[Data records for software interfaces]
○ ○ ○ ○ ○ ○ ○

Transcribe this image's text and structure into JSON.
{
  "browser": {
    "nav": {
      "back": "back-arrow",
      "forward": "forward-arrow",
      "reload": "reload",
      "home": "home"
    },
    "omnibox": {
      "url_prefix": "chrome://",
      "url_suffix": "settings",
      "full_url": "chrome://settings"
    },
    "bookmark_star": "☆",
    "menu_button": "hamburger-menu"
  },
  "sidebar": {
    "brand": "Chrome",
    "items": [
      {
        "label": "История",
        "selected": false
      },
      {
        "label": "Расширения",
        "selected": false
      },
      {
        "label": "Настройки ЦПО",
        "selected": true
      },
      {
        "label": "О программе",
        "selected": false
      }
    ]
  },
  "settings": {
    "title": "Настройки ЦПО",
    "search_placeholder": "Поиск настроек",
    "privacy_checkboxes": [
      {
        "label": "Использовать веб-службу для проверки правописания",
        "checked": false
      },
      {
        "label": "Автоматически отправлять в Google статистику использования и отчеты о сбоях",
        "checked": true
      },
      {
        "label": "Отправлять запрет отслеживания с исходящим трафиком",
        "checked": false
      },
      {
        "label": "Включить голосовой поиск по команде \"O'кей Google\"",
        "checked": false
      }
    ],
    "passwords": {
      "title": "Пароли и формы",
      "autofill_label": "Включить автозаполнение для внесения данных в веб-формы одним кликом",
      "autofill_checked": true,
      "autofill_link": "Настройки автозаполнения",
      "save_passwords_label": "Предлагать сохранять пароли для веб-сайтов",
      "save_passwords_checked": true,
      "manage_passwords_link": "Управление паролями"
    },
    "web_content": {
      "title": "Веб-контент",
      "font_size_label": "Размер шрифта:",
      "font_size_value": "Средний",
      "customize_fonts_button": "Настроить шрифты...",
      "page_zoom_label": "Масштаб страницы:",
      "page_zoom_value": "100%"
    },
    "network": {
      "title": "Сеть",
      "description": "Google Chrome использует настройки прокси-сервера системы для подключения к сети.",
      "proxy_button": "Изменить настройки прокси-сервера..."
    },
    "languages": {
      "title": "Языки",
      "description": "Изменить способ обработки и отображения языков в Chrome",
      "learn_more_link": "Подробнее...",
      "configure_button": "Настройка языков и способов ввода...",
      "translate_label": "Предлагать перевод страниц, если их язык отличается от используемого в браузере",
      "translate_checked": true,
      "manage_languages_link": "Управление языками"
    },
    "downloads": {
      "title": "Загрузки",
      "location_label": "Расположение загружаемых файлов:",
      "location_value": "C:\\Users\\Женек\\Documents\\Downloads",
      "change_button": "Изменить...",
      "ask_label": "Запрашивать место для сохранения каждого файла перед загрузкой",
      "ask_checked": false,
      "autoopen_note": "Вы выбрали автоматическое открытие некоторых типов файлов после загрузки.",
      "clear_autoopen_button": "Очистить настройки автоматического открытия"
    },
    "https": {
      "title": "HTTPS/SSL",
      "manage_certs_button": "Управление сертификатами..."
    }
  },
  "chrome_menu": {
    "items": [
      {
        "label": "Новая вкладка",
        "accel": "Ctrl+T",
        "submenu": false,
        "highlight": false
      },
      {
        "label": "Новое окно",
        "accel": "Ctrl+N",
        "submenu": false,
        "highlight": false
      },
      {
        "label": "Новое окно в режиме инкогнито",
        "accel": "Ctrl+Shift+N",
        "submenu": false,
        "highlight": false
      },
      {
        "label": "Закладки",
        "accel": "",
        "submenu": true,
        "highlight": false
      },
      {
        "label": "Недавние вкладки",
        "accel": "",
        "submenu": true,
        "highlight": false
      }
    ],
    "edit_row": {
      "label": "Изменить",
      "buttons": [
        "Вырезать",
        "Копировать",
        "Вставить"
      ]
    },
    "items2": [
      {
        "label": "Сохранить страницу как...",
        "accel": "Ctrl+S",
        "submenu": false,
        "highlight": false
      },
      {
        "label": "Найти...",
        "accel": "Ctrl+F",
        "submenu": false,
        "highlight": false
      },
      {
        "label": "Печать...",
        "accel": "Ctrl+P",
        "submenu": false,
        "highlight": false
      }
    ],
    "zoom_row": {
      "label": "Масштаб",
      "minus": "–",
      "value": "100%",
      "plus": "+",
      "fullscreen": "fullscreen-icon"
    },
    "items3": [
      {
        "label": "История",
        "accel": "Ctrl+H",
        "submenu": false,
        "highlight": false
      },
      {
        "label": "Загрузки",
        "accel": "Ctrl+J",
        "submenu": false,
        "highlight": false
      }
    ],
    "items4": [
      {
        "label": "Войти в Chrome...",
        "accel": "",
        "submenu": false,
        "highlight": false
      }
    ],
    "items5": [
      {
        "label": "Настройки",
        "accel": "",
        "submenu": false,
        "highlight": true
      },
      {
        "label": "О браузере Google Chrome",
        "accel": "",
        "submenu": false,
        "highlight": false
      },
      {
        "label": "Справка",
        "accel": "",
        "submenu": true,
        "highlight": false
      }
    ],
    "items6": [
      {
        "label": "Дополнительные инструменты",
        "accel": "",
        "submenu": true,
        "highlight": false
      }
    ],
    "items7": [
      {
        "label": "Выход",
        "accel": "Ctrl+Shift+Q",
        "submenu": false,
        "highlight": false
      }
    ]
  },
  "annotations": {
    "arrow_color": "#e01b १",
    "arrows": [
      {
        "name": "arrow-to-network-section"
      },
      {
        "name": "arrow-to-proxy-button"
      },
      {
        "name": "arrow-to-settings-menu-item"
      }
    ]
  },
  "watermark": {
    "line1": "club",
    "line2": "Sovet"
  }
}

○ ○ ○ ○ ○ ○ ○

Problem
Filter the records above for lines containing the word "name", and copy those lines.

Answer to this problem
        "name": "arrow-to-network-section"
        "name": "arrow-to-proxy-button"
        "name": "arrow-to-settings-menu-item"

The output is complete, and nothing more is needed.